The appearance of unusual or non-normative physical, intellectual, and developmental traits in newborn infants perplexed premodern medical and literary authorities. Birth defects that are today classified as congenital abnormalities resulting from genetic and environmental factors were viewed in the Middle Ages as resulting from the deception of demons, or attributed to the physiological defectiveness of the mother’s body according to the Aristotelian model. Children with malformations complicated medieval theological ideas surrounding the perfection of the human body as a creation of God and the allegorical figure of Nature as a divine agent. This project explores representations of children with congenital abnormalities as they appear in medical and romance literature and shows that to medieval authorities, they were both monstrous and marvelous.

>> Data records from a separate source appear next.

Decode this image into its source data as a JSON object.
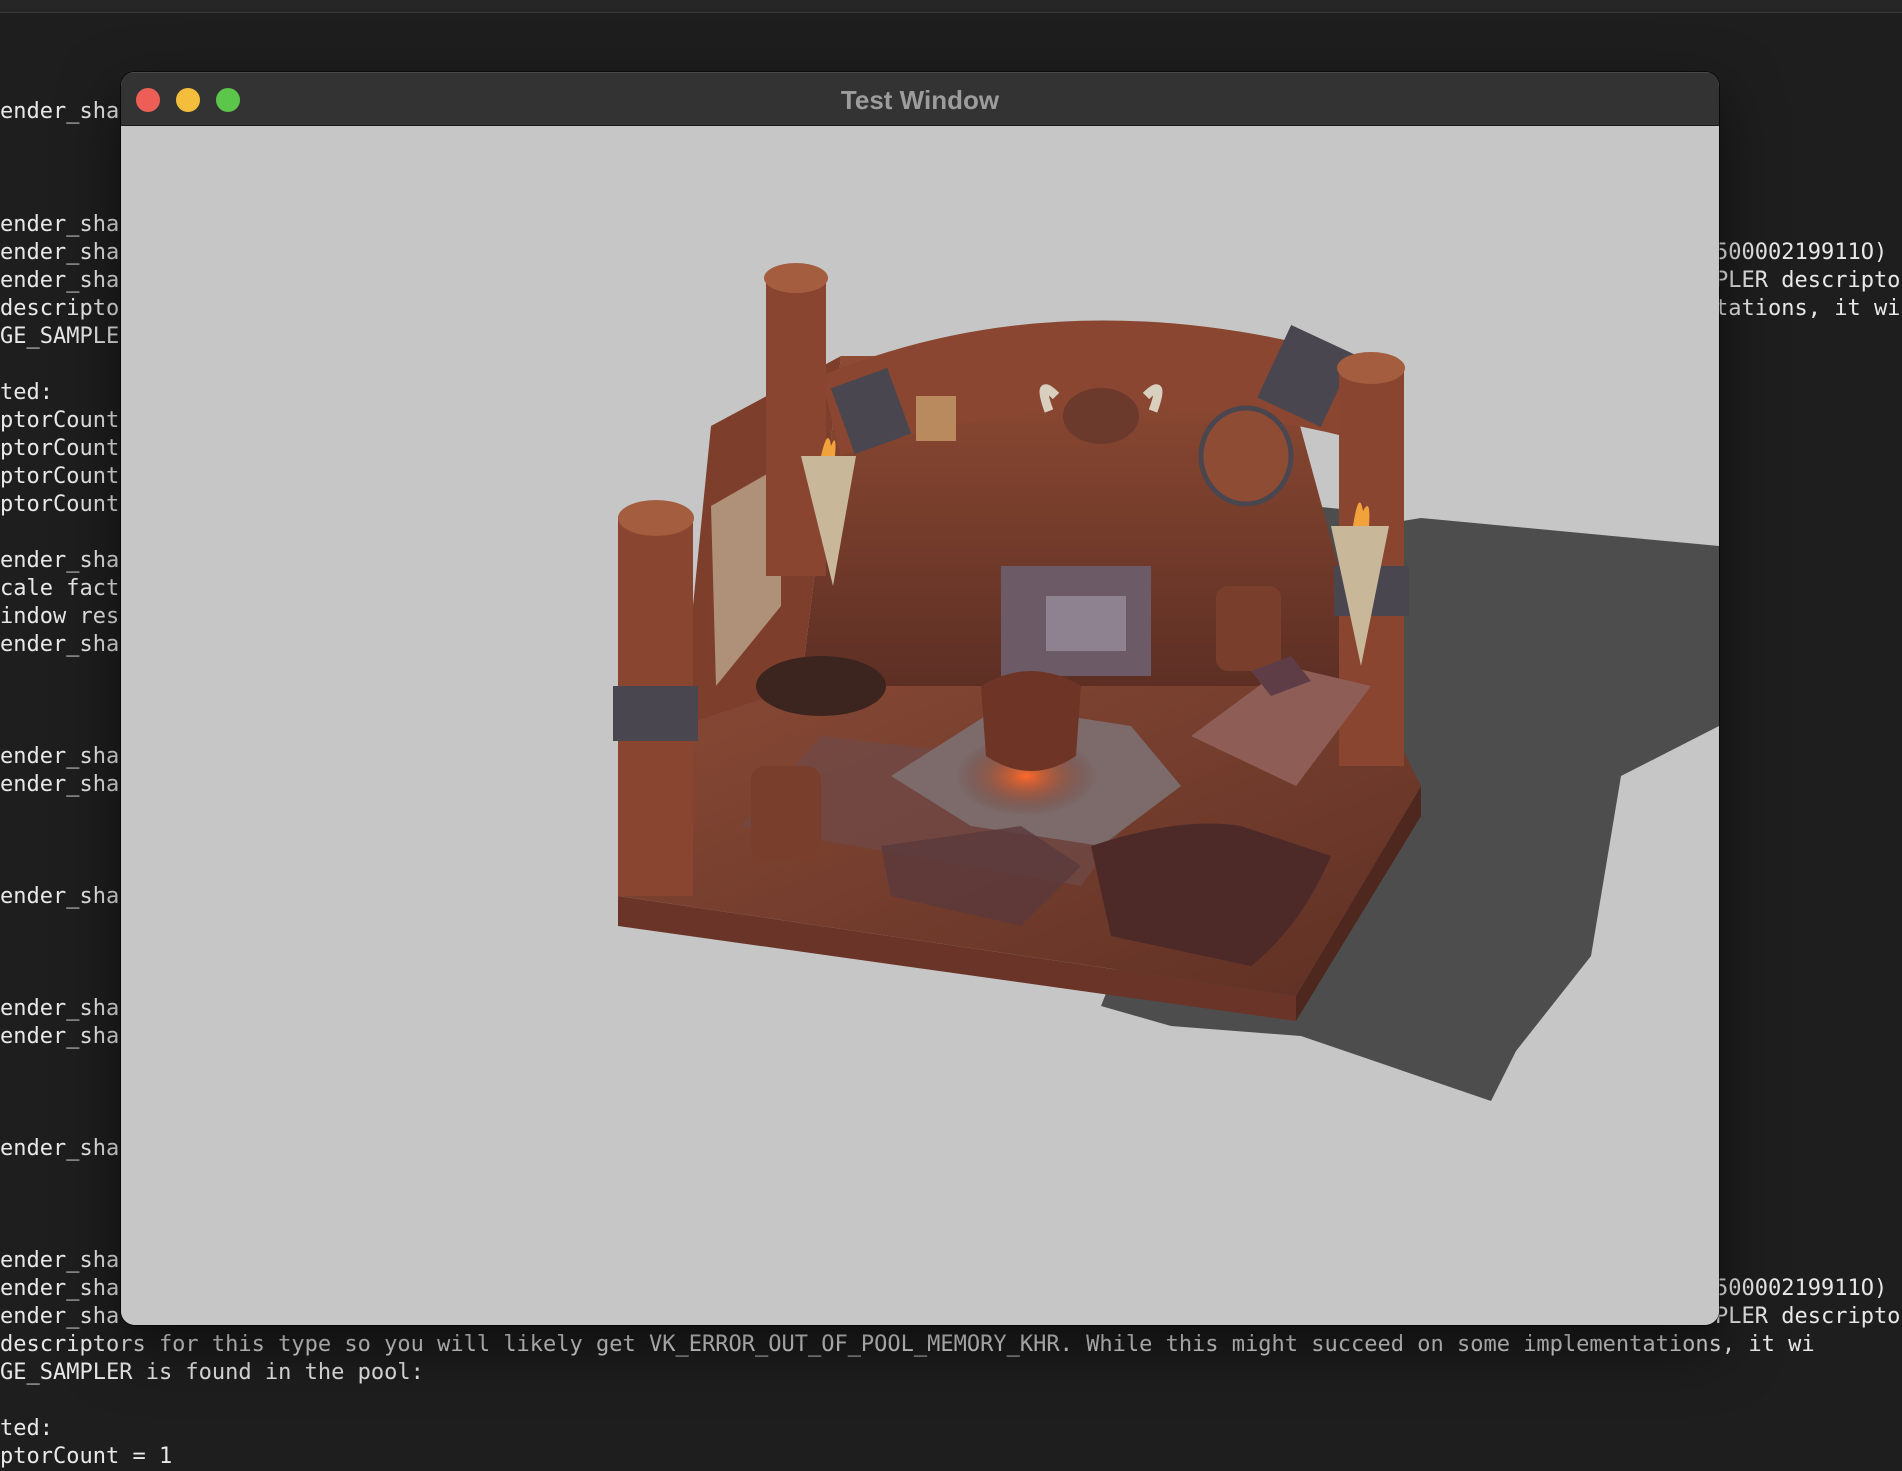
{
  "window": {
    "title": "Test Window",
    "controls": {
      "close": "close",
      "minimize": "minimize",
      "maximize": "zoom"
    }
  },
  "terminal": {
    "left_fragments": [
      "ender_sha",
      "ender_sha",
      "ender_sha",
      "ender_sha",
      "descripto",
      "GE_SAMPLE",
      "ted:",
      "ptorCount",
      "ptorCount",
      "ptorCount",
      "ptorCount",
      "ender_sha",
      "cale fact",
      "indow res",
      "ender_sha",
      "ender_sha",
      "ender_sha",
      "ender_sha",
      "ender_sha",
      "ender_sha",
      "ender_sha",
      "ender_sha",
      "ender_sha",
      "ender_sha"
    ],
    "right_fragments": [
      "50000219911O)",
      "PLER descripto",
      "tations, it wi",
      "50000219911O)",
      "PLER descripto"
    ],
    "bottom_lines": [
      "descriptors for this type so you will likely get VK_ERROR_OUT_OF_POOL_MEMORY_KHR. While this might succeed on some implementations, it wi",
      "GE_SAMPLER is found in the pool:",
      "",
      "ted:",
      "ptorCount = 1"
    ]
  },
  "scene": {
    "background": "#c6c6c6",
    "shadow": "#4d4d4d",
    "wood": "#7a3f2c",
    "wood_dark": "#4f2a22",
    "metal": "#4a4650",
    "flame": "#f2a23a",
    "fire_glow": "#c94a22",
    "description": "3D tavern diorama render"
  }
}
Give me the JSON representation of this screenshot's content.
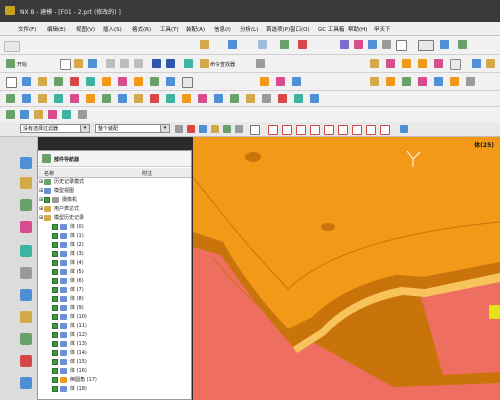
{
  "window": {
    "title": "NX 8 - 建模 - [F01 - 2.prt (修改的) ]"
  },
  "menu": [
    "文件(F)",
    "编辑(E)",
    "视图(V)",
    "插入(S)",
    "格式(R)",
    "工具(T)",
    "装配(A)",
    "信息(I)",
    "分析(L)",
    "首选项(P)",
    "窗口(O)",
    "GC 工具箱",
    "帮助(H)",
    "甲天下"
  ],
  "toolbar": {
    "start_label": "开始",
    "command_finder_label": "命令查找器"
  },
  "filter": {
    "selection_filter": "没有选择过滤器",
    "assembly_scope": "整个装配"
  },
  "viewport": {
    "body_label": "体(25)"
  },
  "navigator": {
    "title": "部件导航器",
    "columns": [
      "名称",
      "附注"
    ],
    "items": [
      {
        "label": "历史记录模式",
        "indent": 1,
        "icon": "history-mode-icon",
        "check": false
      },
      {
        "label": "模型视图",
        "indent": 1,
        "icon": "model-views-icon",
        "check": false
      },
      {
        "label": "摄像机",
        "indent": 1,
        "icon": "camera-icon",
        "check": true
      },
      {
        "label": "用户表达式",
        "indent": 1,
        "icon": "folder-icon",
        "check": false
      },
      {
        "label": "模型历史记录",
        "indent": 1,
        "icon": "folder-icon",
        "check": false
      },
      {
        "label": "体 (0)",
        "indent": 2,
        "icon": "body-icon",
        "check": true
      },
      {
        "label": "体 (1)",
        "indent": 2,
        "icon": "body-icon",
        "check": true
      },
      {
        "label": "体 (2)",
        "indent": 2,
        "icon": "body-icon",
        "check": true
      },
      {
        "label": "体 (3)",
        "indent": 2,
        "icon": "body-icon",
        "check": true
      },
      {
        "label": "体 (4)",
        "indent": 2,
        "icon": "body-icon",
        "check": true
      },
      {
        "label": "体 (5)",
        "indent": 2,
        "icon": "body-icon",
        "check": true
      },
      {
        "label": "体 (6)",
        "indent": 2,
        "icon": "body-icon",
        "check": true
      },
      {
        "label": "体 (7)",
        "indent": 2,
        "icon": "body-icon",
        "check": true
      },
      {
        "label": "体 (8)",
        "indent": 2,
        "icon": "body-icon",
        "check": true
      },
      {
        "label": "体 (9)",
        "indent": 2,
        "icon": "body-icon",
        "check": true
      },
      {
        "label": "体 (10)",
        "indent": 2,
        "icon": "body-icon",
        "check": true
      },
      {
        "label": "体 (11)",
        "indent": 2,
        "icon": "body-icon",
        "check": true
      },
      {
        "label": "体 (12)",
        "indent": 2,
        "icon": "body-icon",
        "check": true
      },
      {
        "label": "体 (13)",
        "indent": 2,
        "icon": "body-icon",
        "check": true
      },
      {
        "label": "体 (14)",
        "indent": 2,
        "icon": "body-icon",
        "check": true
      },
      {
        "label": "体 (15)",
        "indent": 2,
        "icon": "body-icon",
        "check": true
      },
      {
        "label": "体 (16)",
        "indent": 2,
        "icon": "body-icon",
        "check": true
      },
      {
        "label": "倒圆角 (17)",
        "indent": 2,
        "icon": "edge-blend-icon",
        "check": true
      },
      {
        "label": "体 (18)",
        "indent": 2,
        "icon": "body-icon",
        "check": true
      }
    ]
  },
  "colors": {
    "part_orange": "#f29a17",
    "part_orange_dark": "#c9740a",
    "part_edge_light": "#f8c35a",
    "base_salmon": "#ee6e5f",
    "accent_yellow": "#e8e21c",
    "check_green": "#3d9b3d"
  }
}
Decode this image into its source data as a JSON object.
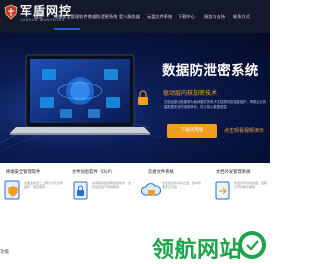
{
  "header": {
    "logo_text": "军盾网控",
    "logo_sub": "JUNDUN WANGKONG",
    "nav": [
      "首页",
      "终端安全管理软件",
      "数据防泄密系统",
      "登入服务器",
      "云盘文件系统",
      "下载中心",
      "服务与支持",
      "联系方式"
    ]
  },
  "hero": {
    "title": "数据防泄密系统",
    "subtitle": "驱动层内核加密技术",
    "description": "文档加密功能能够为各种格式的电子文档提供高强度保护，帮助企业构建数据安全防泄密体系，防止核心数据泄露",
    "trial_button": "下载试用版",
    "online_link": "点击观看视频演示"
  },
  "products": [
    {
      "title": "终端安全管理软件",
      "desc": "全面监控员工上网行为及文件操作，规范使用"
    },
    {
      "title": "文件加密软件（DLP）",
      "desc": "采用驱动层透明加密技术，文件加密后不影响使用"
    },
    {
      "title": "云盘文件系统",
      "desc": "企业级文件共享云盘，集中存储安全可控"
    },
    {
      "title": "文档外发管理系统",
      "desc": "外发文件自动加密，控制打开次数与期限"
    }
  ],
  "bottom_label": "功能",
  "watermark": "领航网站",
  "colors": {
    "nav_bg": "#13182b",
    "accent_orange": "#f0a020",
    "subtitle_gold": "#f5a623",
    "watermark_green": "#1fa34a"
  }
}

Romance literature contains examples of many such children who live into adulthood and are endowed with superior physical strength and intellect despite, or perhaps because of, their physical impairments and their fantastic, potentially demonic lineages. Using textual and visual representations of pregnant women, themselves considered a special category of being, and monstrous births from the late Middle Ages, my project will explore the cultural implications of premodern constructions of ability and dis-ability as they relate to categorizations of the body in terms of gender and sexuality.